→ TASK ITEM
Search term "this": copy each line of the data containing it.

[Opening RECORDS PROVIDED section]

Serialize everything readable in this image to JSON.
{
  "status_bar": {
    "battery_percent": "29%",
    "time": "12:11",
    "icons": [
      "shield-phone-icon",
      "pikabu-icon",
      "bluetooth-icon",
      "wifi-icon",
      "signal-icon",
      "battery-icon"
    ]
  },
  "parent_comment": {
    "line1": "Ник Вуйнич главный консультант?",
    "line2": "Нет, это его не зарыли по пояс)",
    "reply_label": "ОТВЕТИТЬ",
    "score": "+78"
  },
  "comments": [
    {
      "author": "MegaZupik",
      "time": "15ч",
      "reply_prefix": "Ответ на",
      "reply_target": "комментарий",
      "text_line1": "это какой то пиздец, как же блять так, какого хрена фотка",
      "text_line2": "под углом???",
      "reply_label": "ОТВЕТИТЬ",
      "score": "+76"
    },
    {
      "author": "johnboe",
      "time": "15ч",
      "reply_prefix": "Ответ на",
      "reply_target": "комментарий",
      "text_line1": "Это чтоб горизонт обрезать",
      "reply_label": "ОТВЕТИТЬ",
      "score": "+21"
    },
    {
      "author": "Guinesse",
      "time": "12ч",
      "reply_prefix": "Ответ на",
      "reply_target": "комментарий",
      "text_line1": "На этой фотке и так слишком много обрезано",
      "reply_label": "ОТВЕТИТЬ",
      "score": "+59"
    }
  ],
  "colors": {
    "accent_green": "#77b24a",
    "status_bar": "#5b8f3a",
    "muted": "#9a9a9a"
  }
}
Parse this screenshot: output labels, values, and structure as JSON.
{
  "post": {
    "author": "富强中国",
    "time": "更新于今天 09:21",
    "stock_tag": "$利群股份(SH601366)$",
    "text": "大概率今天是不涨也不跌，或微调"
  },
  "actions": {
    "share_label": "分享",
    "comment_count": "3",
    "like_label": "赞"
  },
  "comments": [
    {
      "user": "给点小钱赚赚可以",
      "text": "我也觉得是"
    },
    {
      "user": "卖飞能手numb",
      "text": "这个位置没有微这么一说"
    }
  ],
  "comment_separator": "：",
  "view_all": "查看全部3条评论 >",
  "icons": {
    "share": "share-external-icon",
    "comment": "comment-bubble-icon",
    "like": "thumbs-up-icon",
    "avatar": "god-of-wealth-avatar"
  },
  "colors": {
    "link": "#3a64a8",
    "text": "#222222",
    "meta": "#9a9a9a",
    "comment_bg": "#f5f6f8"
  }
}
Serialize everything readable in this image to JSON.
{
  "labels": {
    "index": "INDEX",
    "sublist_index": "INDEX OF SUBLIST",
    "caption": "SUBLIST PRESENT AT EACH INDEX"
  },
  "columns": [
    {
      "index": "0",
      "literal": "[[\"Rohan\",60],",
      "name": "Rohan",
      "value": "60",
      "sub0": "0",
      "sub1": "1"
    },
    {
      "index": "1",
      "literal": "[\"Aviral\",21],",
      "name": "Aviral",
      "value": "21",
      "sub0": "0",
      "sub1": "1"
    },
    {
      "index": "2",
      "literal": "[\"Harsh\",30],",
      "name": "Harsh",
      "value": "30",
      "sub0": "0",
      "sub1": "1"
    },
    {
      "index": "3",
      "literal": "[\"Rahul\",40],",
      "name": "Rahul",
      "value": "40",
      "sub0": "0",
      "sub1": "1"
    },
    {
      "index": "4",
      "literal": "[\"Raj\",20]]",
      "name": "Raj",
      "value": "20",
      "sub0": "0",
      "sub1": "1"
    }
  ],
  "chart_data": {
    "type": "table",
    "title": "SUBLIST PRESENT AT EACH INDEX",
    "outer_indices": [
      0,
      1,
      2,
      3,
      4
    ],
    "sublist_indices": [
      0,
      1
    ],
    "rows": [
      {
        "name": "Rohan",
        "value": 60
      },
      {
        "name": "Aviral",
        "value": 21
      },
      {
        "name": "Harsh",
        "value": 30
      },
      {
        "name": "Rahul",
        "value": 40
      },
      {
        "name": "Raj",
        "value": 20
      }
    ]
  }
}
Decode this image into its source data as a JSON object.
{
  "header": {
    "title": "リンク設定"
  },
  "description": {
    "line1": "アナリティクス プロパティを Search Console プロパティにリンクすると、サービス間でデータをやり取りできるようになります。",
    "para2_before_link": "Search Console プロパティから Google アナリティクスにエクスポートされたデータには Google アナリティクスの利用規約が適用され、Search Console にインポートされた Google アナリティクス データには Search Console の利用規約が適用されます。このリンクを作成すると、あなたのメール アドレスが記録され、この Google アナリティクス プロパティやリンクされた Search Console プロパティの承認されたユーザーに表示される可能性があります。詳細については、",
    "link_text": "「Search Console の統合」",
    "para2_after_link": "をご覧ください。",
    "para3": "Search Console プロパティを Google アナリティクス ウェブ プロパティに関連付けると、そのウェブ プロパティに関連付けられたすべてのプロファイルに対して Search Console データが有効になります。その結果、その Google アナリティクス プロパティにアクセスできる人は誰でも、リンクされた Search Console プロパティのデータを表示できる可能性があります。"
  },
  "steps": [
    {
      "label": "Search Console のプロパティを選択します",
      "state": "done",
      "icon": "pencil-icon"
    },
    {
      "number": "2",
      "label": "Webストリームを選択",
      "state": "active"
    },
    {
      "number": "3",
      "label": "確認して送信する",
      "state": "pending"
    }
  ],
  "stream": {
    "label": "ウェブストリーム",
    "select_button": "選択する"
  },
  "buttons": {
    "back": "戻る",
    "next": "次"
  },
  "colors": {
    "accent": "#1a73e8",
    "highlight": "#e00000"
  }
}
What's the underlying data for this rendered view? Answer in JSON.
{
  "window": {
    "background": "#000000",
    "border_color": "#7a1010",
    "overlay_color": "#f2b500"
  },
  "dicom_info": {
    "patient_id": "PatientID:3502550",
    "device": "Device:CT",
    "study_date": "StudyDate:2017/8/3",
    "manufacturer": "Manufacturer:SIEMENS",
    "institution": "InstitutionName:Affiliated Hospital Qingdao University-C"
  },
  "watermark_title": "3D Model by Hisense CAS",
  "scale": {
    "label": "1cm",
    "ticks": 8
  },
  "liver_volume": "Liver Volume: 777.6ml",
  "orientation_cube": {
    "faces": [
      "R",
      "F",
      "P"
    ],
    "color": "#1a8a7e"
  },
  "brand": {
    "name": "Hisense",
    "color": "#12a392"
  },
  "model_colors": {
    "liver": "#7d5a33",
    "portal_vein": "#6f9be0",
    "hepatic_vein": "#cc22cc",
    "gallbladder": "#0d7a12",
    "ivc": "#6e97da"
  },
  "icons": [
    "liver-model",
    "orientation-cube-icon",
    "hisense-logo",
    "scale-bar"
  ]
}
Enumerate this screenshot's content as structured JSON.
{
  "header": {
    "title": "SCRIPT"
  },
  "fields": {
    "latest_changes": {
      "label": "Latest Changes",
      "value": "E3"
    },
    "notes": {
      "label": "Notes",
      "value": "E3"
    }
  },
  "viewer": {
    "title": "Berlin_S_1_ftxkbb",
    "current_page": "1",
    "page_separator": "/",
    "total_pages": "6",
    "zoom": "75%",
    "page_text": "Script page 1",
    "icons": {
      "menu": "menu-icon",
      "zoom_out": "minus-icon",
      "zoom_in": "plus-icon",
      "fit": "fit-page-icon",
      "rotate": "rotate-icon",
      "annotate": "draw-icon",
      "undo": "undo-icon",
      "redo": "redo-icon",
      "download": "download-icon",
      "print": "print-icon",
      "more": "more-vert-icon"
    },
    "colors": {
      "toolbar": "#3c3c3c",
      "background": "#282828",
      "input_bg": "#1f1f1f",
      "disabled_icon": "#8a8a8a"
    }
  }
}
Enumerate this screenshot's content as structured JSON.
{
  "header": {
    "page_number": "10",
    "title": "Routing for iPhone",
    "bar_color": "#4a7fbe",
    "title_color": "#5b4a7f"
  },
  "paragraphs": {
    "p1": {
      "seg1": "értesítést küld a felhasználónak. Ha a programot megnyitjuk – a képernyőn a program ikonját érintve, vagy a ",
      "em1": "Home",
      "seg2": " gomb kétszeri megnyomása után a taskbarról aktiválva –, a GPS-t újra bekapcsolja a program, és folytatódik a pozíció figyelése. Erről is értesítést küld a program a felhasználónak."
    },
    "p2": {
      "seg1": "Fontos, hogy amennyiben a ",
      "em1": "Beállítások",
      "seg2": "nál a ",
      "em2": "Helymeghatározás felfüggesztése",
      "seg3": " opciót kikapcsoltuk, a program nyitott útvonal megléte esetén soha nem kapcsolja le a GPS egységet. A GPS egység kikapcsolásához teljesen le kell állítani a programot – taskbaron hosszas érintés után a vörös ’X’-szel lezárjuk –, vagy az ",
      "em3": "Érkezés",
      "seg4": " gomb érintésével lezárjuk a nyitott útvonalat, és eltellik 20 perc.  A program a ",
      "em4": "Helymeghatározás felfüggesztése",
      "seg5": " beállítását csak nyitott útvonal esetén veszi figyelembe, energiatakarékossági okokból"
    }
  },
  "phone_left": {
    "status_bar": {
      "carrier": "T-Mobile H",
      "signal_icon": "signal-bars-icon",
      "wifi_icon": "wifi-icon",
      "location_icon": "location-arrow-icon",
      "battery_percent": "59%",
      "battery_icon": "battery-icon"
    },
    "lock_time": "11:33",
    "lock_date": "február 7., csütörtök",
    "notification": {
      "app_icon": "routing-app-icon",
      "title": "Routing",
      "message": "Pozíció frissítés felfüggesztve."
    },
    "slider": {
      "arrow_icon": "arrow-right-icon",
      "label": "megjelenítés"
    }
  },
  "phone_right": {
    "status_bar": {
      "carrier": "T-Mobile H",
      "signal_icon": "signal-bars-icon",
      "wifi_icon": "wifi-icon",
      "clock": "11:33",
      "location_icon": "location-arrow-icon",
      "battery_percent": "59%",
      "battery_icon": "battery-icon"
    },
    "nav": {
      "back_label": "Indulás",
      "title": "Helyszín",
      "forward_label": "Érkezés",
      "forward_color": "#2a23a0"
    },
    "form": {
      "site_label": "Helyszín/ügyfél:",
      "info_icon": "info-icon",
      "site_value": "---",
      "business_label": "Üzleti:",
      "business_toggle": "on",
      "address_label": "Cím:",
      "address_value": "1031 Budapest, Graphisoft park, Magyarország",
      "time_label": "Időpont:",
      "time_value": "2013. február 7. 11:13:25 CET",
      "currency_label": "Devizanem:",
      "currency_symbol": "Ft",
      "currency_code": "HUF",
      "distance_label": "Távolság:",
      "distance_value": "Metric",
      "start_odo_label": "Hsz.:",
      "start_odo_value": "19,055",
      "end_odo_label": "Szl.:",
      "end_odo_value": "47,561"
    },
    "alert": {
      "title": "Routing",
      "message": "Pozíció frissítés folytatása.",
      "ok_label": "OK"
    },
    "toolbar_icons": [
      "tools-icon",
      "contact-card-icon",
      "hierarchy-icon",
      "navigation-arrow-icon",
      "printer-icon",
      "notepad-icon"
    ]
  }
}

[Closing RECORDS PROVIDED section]

→ EXERCISE ANSWER
Serialize everything readable in this image to JSON.
Parse this screenshot: output labels, values, and structure as JSON.
Serialize everything readable in this image to JSON.
Decode this image into its source data as a JSON object.
What's the underlying data for this rendered view? Answer in JSON.
Enumerate this screenshot's content as structured JSON.
Enumerate this screenshot's content as structured JSON.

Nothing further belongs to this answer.